- The Vrtba Garden, a uniquely designed architectural jewel, is accessible from Karmelitská street, Malá Strana (Lesser Quarter), Prague.
- The Vrtba Garden is a Class 1 cultural monument registered in the UNESCO World Heritage List and is the property of the City of Prague.
Together with three other Baroque gardens (Vratislav, Schönborn and Lobkowicz), the Vrtba Garden is situated on the slope of Petřín Hill and is one of the most precious of Prague's Baroque gardens. This Italian-style Baroque terrace-garden of was built for Jan Josef, Count of Vrtba, the Highest Burgrave of Prague Castle, near Vrtba Palace in 1715 - 1720.
The ingenious layout, which is proof of convincing style interpretation was designed by František Maxmilián Kaňka, a Prague native, who cooperated in the creation of this masterpiece with sculptor Matyáš Bernard Braun, whose workshop supplied statue and sculpture decorations, and painter Václav Vavřinec Reiner, the author of the frescoes.

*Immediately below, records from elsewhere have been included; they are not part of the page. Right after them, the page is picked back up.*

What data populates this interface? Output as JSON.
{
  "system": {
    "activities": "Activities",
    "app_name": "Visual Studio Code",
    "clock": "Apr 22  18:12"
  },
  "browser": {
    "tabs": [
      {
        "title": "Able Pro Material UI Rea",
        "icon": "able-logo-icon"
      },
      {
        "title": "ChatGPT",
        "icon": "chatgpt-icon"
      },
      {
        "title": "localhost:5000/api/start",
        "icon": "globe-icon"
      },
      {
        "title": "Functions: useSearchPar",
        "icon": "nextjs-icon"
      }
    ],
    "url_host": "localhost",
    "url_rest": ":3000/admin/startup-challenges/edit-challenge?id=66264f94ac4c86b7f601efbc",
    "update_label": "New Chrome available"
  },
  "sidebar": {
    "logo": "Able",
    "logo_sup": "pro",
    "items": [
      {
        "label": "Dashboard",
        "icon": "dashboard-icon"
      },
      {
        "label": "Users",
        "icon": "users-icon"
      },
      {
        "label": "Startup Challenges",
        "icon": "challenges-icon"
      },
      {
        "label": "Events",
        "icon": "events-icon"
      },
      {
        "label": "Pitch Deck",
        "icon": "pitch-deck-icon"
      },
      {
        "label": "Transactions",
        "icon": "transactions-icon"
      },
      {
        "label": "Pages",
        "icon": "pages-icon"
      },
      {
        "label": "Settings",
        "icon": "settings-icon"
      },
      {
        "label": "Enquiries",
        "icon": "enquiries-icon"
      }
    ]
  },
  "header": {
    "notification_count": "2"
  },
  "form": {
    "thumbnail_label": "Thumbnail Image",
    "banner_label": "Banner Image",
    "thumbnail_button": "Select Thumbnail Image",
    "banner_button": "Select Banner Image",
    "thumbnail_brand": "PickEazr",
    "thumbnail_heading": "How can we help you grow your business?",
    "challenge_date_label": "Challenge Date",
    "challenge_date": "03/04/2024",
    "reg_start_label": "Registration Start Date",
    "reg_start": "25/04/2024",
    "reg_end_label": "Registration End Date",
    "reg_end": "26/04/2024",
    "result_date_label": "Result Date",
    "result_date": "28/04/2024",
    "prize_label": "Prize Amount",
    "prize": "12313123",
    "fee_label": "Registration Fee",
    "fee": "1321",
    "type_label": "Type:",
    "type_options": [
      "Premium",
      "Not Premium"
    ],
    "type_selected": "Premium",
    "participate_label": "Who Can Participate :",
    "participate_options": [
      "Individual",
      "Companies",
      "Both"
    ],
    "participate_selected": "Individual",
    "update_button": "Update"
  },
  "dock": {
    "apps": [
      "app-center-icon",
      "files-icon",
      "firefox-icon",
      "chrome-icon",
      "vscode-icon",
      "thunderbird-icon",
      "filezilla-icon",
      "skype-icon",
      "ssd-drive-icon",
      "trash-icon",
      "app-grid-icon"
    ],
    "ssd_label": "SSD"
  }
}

The surprising effect of the garden's composition is based on the gradation of the terrace plateaus interconnected by stairways and borne by supporting walls shaped in curves typical of the Baroque style.
The bottom section of the garden, with a round pool in the middle and a putto statute on a sea monster, is situated between the Sala Terrena on the north side of the Palace's south wing and an aviary, which forms a mirror-opposite decorative scene. The Sala Terrena, which forms a typical connection of the Palace and the garden is decorated with Reiner's frescoes and statues of Bacchus and Cerera by Matyáš Bernard Braun.
The main axis of the garden runs at a right angle to the shorter axis, connecting Sala Terrena and the aviary, ascending along the steep north-eastern slope. In addition to the balancing stairways, it is also fastened in the middle section by a round pool and an arc-shaped scene wall. On the central terrace with a round pool in the middle, there is a high retaining wall of typically Baroque round segments, with a balustrade and a two-wing stairway. This solution was opted for not only to deal with the considerable difference in elevation but also as a stage for the effective presentation of the statues of ancient gods and relief-decorated vases (1720 - 1725). Towards its upper sections the garden narrows and culminates in the highest south-west end with the terminal three-wing arc scene. The central wing is surrounded by grotto shells and emphasised by an arc-shaped gable with a relief of water divinities. Originally, there was a fresco on it. In the side wings we see rectangular recesses, again with grotto shells around the edges, and top round recesses with a relief of mermaids.
The spectacular compositional layout of the garden was created by the plant decoration, the original structure of which is now remembered only in general descriptions. The Sala Terrena connected to Giardinetto with Broderia. The central terrace offered parterre symmetric ornament, fitted into side cut bosks. The top terrace allegedly used to repeat the pattern of ornamental flower beds and side bosk fillings from the previous terrace. It was accommodated to the structure of the top terrace, divided into three low levels and narrowing towards the final coulisse. In 1845, the palace complex was rebuilt into the Classicist style, a fact which was also reflected in the garden. By the dividing wall between the bottom and the central section of the garden, Empire additions were constructed and it appears that there was also an observation point situated on the terminal scene wall. It is almost certain that these conversions also led to the removal of the original plant structure, which has never been renewed.
The image of Prague's gardens is associated particularly with Baroque gardens. The Vrtba Garden belongs among our country's most precious and beautiful Baroque gardens and is considered to be a masterpiece of European importance; however, in the context of other historical monuments forming the premises of the Prague Historical Reserve, its importance is rather at a world level. The Vrtba Garden is described as an Italian-style Baroque terrace garden but the influence of foreign style form is incorporated in a unique and distinctive manner, as is generally typical for Czech Baroque architecture. It is characterized by an ideal accommodation to the domestic environment, a unique layout concept on a small area, a masterful dealing with the space and gradation of material. The concept and the actual realization make the garden a unique masterpiece.
After reconstruction, the Vrtba garden reopened on 3 June 1998 and visitors are now offered the attractive opportunity to see this unique Baroque Vrtba Garden, which is said to be the most charming garden of its type north of the Alps.